For years, it had been the accepted wisdom that the so-called "freshwater" moray eel was actually a marine species which, unlike most other morays, is able to tolerate water with lower salinity levels, and could even live in fresh water, but only for short periods of time. However, there is a growing body of evidence which suggests that Gymnothorax polyuranodon is a catadromous species of moray eel, in which the animal spends much of its life in freshwater but migrates to saltwater to spawn. The young eels are born in marine water, and then migrate into freshwater to live out most of its life. When the time comes to reproduce, the adult eels migrate back into the ocean to breed. Recently hatched eels, or elvers, are not seen in freshwater, and there is only one record of a G. polyuranodon elver found within saltwater. Juveniles are frequently encountered in brackish water, especially in mangroveforests, which they hide in for protection against larger fish. Adults are commonly found in freshwater, but it's possible that they are only short-term residents of freshwater environments.

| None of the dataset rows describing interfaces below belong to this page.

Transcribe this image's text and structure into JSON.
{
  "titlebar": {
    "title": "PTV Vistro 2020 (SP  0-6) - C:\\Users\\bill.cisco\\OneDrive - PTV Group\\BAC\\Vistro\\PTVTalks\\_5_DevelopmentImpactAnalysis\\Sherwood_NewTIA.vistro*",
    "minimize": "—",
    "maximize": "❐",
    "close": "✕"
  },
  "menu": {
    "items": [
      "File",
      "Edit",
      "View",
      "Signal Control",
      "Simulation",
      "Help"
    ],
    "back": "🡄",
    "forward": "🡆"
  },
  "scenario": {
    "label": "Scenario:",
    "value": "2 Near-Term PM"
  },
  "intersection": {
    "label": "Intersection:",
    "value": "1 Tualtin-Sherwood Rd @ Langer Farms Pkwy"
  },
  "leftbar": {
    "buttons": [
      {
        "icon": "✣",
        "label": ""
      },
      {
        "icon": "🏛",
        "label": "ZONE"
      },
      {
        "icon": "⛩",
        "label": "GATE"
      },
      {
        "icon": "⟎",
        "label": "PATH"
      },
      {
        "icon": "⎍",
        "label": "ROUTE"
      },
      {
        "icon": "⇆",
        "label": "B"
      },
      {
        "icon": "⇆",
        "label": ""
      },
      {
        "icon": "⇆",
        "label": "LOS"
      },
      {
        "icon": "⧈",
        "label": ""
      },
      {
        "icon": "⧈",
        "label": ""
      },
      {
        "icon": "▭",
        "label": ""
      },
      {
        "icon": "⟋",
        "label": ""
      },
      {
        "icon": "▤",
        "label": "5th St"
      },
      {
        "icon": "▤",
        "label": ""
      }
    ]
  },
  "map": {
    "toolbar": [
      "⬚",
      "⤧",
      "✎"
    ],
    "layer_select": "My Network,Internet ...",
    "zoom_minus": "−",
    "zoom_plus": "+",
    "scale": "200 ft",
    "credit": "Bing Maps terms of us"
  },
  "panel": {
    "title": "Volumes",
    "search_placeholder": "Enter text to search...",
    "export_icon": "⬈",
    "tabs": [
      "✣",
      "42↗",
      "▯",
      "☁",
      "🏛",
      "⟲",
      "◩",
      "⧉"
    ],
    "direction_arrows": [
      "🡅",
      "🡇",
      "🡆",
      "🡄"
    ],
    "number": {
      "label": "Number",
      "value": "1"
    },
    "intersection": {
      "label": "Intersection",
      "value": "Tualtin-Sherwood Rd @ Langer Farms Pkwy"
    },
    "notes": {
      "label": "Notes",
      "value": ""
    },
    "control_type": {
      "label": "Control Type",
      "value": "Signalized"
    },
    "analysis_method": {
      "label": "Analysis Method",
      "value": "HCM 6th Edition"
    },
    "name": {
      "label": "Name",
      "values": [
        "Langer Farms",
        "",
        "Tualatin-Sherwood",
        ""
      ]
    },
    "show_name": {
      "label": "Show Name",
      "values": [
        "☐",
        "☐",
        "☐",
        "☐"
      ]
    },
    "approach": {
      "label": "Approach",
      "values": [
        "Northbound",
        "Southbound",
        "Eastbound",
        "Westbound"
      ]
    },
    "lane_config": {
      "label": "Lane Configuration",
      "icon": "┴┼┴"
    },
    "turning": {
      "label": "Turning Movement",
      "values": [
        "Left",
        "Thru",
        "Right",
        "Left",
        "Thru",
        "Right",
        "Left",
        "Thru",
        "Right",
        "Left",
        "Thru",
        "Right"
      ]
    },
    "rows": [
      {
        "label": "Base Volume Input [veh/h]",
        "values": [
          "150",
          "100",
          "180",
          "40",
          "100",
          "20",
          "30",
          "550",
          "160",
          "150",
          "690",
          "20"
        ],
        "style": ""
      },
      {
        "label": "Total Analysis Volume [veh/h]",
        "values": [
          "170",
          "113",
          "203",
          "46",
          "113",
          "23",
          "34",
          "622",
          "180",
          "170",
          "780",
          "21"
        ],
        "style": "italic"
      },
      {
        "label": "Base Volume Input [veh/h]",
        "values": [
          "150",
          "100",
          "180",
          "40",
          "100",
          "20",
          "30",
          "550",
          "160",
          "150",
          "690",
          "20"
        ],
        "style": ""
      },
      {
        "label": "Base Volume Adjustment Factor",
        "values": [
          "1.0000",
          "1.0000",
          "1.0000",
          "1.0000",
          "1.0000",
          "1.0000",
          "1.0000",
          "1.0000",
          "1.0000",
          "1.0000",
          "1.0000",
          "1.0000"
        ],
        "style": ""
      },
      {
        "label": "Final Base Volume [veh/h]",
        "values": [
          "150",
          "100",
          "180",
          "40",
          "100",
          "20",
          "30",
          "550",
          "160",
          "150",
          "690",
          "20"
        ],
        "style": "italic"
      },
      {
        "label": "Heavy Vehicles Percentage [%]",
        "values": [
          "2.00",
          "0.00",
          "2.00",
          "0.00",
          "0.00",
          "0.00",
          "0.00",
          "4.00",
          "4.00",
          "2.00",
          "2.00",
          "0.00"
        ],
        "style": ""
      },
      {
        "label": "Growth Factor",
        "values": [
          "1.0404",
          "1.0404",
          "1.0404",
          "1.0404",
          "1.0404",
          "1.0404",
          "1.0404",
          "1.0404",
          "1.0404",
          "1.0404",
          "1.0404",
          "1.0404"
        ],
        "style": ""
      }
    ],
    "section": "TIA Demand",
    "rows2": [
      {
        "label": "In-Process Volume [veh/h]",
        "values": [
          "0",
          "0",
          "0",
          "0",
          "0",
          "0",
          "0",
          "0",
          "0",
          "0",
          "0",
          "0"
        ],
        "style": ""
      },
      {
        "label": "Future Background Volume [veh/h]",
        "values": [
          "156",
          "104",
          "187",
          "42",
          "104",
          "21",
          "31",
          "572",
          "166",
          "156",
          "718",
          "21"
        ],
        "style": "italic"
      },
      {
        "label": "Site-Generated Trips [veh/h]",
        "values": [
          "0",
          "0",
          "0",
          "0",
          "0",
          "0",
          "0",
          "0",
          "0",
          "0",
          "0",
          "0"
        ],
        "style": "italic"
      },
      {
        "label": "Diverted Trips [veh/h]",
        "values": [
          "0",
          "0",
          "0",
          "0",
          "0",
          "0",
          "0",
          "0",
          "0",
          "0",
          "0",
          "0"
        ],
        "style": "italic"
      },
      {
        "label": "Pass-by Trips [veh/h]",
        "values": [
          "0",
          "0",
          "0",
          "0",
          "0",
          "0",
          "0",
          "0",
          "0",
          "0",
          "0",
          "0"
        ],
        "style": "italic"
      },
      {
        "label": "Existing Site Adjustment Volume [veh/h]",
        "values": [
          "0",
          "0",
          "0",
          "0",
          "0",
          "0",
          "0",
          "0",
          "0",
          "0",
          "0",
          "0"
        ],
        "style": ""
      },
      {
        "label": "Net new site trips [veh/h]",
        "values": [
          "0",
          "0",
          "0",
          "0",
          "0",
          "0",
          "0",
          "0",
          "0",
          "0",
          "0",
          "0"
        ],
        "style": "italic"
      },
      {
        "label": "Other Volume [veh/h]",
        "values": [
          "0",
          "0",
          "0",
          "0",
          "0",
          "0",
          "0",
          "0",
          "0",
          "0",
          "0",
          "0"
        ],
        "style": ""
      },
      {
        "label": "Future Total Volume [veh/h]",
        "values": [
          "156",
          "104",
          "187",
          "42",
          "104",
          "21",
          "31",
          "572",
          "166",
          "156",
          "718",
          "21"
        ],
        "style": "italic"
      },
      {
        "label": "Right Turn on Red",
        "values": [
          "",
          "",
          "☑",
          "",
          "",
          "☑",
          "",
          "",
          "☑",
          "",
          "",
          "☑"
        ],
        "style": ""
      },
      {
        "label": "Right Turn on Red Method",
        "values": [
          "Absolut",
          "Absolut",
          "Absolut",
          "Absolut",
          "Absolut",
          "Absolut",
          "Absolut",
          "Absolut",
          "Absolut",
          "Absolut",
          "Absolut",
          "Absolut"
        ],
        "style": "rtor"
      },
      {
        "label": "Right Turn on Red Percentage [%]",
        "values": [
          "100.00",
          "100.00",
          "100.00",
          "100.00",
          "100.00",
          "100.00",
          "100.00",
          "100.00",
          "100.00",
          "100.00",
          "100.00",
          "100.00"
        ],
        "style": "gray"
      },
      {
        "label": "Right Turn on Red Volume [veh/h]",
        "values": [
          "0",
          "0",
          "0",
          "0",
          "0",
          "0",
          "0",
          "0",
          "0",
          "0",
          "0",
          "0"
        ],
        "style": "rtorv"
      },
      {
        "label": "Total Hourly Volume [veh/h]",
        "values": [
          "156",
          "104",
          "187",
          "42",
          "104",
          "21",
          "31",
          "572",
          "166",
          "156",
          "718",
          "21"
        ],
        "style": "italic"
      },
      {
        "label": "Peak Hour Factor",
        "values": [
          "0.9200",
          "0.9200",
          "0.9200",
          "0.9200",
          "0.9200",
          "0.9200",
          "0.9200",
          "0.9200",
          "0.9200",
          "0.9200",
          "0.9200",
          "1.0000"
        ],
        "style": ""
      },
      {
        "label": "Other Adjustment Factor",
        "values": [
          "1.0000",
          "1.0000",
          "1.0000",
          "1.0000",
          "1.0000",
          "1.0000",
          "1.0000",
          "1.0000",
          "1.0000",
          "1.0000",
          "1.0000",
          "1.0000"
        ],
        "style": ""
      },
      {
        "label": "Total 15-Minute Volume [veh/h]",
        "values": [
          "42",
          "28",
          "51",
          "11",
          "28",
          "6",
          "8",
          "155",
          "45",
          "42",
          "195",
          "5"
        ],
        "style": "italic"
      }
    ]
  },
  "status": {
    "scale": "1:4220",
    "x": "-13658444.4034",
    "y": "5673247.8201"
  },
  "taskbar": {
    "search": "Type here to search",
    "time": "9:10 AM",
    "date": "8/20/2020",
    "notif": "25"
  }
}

In northeastern Australia, specimens of G. polyuranodon were observed over a period of three years in their natural habitat. The majority, nearly three-quarters of the observed specimens, preferred still pools or very slow-flowing water with lots of boulders for cover.

https://en.wikipedia.org/wiki/Gymnothorax_polyuranodon